-- DATA TO USE --
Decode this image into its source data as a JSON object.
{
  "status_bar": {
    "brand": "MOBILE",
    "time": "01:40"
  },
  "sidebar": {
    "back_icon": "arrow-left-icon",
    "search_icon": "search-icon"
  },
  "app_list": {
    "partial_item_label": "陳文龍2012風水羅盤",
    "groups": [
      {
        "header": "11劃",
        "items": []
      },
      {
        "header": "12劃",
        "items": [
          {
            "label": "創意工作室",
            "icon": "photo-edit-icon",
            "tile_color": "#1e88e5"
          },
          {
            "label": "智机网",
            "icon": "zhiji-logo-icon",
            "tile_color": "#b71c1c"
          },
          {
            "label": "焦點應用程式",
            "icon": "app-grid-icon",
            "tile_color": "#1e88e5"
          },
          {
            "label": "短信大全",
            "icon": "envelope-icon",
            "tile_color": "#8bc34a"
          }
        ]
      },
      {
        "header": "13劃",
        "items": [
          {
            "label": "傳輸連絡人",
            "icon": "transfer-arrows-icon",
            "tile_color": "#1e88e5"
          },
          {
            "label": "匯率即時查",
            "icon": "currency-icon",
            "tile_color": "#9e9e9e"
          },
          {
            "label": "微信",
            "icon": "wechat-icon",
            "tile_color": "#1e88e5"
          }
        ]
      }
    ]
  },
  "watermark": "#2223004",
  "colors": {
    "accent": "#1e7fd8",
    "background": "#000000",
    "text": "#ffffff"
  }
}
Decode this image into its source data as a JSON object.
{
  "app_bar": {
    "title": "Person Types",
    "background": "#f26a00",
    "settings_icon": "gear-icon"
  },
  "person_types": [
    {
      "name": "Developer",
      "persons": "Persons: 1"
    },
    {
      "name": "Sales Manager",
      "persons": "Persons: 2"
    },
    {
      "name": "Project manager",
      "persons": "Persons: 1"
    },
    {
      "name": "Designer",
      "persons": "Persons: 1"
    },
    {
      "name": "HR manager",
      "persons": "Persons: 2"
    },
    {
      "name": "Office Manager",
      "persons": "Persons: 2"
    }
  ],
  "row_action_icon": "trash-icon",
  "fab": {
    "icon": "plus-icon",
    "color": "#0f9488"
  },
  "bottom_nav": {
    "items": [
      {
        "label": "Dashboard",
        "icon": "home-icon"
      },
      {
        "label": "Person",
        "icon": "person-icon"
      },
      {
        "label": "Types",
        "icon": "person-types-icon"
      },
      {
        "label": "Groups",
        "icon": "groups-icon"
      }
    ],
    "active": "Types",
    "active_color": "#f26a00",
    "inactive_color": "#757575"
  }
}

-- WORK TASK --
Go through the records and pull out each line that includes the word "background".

-- RESPONSE BELOW --
    "background": "#000000",
    "background": "#f26a00",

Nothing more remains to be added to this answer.